# [Work order]
Set down the listing below again, exactly as written.

##### Exercise data #####

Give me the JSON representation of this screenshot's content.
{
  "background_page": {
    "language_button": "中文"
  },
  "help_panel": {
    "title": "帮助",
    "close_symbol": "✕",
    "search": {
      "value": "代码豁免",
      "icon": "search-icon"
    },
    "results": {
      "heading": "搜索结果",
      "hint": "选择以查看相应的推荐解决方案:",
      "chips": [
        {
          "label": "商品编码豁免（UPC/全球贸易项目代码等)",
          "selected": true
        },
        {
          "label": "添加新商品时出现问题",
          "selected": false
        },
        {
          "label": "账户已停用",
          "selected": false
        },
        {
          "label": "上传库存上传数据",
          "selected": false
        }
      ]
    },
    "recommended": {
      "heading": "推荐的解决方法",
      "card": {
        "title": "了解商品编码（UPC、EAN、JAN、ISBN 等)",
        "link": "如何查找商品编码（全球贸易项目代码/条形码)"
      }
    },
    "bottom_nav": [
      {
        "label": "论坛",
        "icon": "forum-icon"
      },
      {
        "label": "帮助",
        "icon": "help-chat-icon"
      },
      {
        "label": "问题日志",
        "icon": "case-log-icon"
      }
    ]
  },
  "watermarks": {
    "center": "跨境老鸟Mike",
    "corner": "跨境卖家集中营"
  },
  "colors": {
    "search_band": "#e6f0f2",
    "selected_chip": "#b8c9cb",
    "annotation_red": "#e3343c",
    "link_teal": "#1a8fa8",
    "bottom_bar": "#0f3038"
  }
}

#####

# [Response box]
Give me the JSON representation of this screenshot's content.
{
  "background_page": {
    "language_button": "中文"
  },
  "help_panel": {
    "title": "帮助",
    "close_symbol": "✕",
    "search": {
      "value": "代码豁免",
      "icon": "search-icon"
    },
    "results": {
      "heading": "搜索结果",
      "hint": "选择以查看相应的推荐解决方案:",
      "chips": [
        {
          "label": "商品编码豁免（UPC/全球贸易项目代码等)",
          "selected": true
        },
        {
          "label": "添加新商品时出现问题",
          "selected": false
        },
        {
          "label": "账户已停用",
          "selected": false
        },
        {
          "label": "上传库存上传数据",
          "selected": false
        }
      ]
    },
    "recommended": {
      "heading": "推荐的解决方法",
      "card": {
        "title": "了解商品编码（UPC、EAN、JAN、ISBN 等)",
        "link": "如何查找商品编码（全球贸易项目代码/条形码)"
      }
    },
    "bottom_nav": [
      {
        "label": "论坛",
        "icon": "forum-icon"
      },
      {
        "label": "帮助",
        "icon": "help-chat-icon"
      },
      {
        "label": "问题日志",
        "icon": "case-log-icon"
      }
    ]
  },
  "watermarks": {
    "center": "跨境老鸟Mike",
    "corner": "跨境卖家集中营"
  },
  "colors": {
    "search_band": "#e6f0f2",
    "selected_chip": "#b8c9cb",
    "annotation_red": "#e3343c",
    "link_teal": "#1a8fa8",
    "bottom_bar": "#0f3038"
  }
}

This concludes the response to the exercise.